Mini-budget: Advance tax on motor vehicles doubles

Mini-budget: Advance tax on motor vehicles doubles

In a bid to curb the practice of on-money transactions on motor vehicles and boost advance tax revenues, the government has introduced significant changes in the Finance (Supplementary) Bill, 2021, commonly referred to as the mini-budget.

One of the key amendments involves the doubling of advance income tax rates on motor vehicles sold prior to registration. The proposal, presented before the parliament on Thursday, is expected to generate an additional Rs500 million in tax revenue for the Federal Board of Revenue (FBR).

The move to increase advance tax rates on pre-registered vehicles is aimed at discouraging on-money transactions or premiums associated with the sale of motor vehicles. The practice of selling vehicles before registration has been a common loophole exploited by individuals to avoid taxes and engage in speculative trading.

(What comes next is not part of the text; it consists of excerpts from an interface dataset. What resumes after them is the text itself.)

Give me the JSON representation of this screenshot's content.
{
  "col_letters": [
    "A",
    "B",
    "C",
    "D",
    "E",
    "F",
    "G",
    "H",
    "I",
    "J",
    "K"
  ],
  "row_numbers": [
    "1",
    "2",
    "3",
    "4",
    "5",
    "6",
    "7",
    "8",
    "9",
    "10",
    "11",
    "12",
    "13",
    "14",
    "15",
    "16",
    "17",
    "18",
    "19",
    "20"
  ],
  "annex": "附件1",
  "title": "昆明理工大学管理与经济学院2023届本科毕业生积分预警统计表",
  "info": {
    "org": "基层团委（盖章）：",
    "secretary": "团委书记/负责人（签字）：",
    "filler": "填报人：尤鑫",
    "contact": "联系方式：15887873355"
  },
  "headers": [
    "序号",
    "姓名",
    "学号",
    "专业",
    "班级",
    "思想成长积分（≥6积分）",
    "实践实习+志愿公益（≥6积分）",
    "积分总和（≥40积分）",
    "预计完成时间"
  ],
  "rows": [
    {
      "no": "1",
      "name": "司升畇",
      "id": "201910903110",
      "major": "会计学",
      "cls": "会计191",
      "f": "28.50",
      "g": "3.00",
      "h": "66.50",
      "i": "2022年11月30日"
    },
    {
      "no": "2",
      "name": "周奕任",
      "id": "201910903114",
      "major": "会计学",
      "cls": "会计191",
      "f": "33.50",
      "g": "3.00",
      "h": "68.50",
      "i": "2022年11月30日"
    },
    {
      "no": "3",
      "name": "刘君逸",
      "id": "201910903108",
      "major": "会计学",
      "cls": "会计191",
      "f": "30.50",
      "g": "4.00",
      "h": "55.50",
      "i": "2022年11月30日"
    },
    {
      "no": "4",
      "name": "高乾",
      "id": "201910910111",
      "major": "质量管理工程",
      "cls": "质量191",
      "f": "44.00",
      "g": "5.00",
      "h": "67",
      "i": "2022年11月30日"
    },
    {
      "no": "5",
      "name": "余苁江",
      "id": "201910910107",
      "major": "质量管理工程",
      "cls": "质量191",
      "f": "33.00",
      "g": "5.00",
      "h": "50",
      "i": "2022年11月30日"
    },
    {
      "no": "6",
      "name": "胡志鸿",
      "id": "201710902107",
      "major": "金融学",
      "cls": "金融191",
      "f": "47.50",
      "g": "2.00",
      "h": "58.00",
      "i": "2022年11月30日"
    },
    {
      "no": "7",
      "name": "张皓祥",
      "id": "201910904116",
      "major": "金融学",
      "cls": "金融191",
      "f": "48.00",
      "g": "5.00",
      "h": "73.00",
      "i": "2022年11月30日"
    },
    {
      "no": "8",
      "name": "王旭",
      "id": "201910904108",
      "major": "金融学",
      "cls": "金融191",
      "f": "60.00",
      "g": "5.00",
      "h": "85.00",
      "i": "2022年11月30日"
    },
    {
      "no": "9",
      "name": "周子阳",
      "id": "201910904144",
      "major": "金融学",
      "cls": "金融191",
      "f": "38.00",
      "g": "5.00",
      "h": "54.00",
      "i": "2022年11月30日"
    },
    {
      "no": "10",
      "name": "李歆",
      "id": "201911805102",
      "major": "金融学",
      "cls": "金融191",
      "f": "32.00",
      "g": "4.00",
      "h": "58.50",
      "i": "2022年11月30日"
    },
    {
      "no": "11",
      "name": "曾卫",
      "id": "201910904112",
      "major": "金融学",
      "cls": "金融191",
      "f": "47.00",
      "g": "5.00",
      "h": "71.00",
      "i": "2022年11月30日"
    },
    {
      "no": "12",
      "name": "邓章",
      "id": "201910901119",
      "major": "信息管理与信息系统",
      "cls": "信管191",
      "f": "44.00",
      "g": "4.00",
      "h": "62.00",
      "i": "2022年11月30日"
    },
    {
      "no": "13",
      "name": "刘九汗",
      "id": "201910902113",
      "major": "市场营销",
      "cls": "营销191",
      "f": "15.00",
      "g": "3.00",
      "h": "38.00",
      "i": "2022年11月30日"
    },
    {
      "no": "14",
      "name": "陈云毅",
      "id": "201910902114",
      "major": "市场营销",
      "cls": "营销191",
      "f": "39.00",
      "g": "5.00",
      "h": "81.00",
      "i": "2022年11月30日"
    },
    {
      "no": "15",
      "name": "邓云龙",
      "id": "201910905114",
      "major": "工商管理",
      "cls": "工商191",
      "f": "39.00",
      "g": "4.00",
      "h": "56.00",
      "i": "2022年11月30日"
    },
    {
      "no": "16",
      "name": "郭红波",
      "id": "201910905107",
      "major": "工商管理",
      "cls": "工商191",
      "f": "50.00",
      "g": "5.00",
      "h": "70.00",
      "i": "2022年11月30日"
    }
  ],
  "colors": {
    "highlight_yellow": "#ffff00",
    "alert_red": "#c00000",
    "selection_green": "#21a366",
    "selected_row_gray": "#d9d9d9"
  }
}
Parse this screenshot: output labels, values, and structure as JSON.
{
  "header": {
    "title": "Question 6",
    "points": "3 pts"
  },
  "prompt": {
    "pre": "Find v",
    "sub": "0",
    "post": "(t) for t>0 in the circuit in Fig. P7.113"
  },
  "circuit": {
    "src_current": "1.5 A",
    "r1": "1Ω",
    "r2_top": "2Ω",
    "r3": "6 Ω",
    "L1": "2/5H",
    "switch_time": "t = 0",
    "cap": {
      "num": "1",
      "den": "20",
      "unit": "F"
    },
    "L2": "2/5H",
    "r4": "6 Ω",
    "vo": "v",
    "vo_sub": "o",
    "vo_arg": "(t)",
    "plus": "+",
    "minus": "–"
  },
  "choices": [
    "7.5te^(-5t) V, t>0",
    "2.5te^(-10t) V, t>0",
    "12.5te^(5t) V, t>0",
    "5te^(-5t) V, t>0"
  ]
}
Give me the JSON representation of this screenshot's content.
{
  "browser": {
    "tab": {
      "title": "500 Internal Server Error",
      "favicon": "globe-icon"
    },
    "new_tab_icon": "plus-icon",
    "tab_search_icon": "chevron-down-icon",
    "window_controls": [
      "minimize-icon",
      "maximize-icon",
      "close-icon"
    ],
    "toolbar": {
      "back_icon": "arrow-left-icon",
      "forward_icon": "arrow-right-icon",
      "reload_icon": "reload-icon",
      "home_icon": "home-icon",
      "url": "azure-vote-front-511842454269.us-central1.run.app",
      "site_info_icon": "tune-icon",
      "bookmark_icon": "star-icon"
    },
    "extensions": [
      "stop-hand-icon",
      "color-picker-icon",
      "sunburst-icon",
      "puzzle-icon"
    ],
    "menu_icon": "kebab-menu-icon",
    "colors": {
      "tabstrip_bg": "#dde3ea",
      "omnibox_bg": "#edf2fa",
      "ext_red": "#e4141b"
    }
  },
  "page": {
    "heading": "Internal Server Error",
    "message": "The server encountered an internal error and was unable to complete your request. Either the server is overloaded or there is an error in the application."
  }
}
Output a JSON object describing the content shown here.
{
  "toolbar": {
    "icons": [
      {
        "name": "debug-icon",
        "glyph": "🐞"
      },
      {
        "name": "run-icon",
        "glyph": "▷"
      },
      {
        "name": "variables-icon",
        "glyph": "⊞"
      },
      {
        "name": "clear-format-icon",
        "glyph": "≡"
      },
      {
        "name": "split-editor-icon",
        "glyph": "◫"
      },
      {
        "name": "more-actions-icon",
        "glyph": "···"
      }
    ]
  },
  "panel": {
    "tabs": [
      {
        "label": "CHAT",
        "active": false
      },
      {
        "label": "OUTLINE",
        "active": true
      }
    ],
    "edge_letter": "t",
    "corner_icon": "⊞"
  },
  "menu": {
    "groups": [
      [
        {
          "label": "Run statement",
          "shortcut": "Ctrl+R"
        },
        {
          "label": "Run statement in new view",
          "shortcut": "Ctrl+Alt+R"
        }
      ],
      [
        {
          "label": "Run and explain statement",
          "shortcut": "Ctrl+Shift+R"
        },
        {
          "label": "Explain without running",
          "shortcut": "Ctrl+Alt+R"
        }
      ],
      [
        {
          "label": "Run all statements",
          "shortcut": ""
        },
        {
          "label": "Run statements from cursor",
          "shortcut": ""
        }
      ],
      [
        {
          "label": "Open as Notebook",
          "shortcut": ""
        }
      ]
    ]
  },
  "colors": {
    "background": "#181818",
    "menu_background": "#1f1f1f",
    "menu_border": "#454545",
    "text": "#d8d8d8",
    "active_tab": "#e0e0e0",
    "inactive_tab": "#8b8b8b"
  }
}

Under the proposed changes, the advance tax rates for motor vehicles will see a significant hike across different engine capacities. The existing rates and the proposed rates are as follows:

1. Up to 1000cc:

• Existing Rate: Rs. 50,000

• Proposed Rate: Rs. 100,000

2. 1001cc to 2000cc:

• Existing Rate: Rs. 100,000

• Proposed Rate: Rs. 200,000

3. 2001cc and above:

• Existing Rate: Rs. 200,000

• Proposed Rate: Rs. 400,000

The increase in tax rates is expected to act as a deterrent to the practice of selling vehicles before formal registration, as buyers and sellers alike will now face higher financial implications. This move aligns with the government’s broader strategy to promote transparency, reduce tax evasion, and ensure a fair and equitable taxation system.

According to FBR sources, the decision to enhance advance tax on vehicle registration is a proactive measure to address the challenges associated with on-money transactions in the automotive sector. The surge in revenue, estimated at Rs500 million, will contribute to the government’s fiscal objectives and provide much-needed resources for public welfare initiatives and development projects.

While the increase in advance tax rates may face some resistance from certain quarters, proponents argue that it is a necessary step to bring about positive changes in the motor vehicle market. By discouraging speculative trading and promoting legal and transparent transactions, the government aims to create a more accountable and compliant business environment.

The Finance (Supplementary) Bill, 2021, will undergo parliamentary scrutiny and debate before potential implementation. The government anticipates that these changes will not only enhance tax revenues but also foster a culture of tax compliance and responsibility among stakeholders in the automotive industry.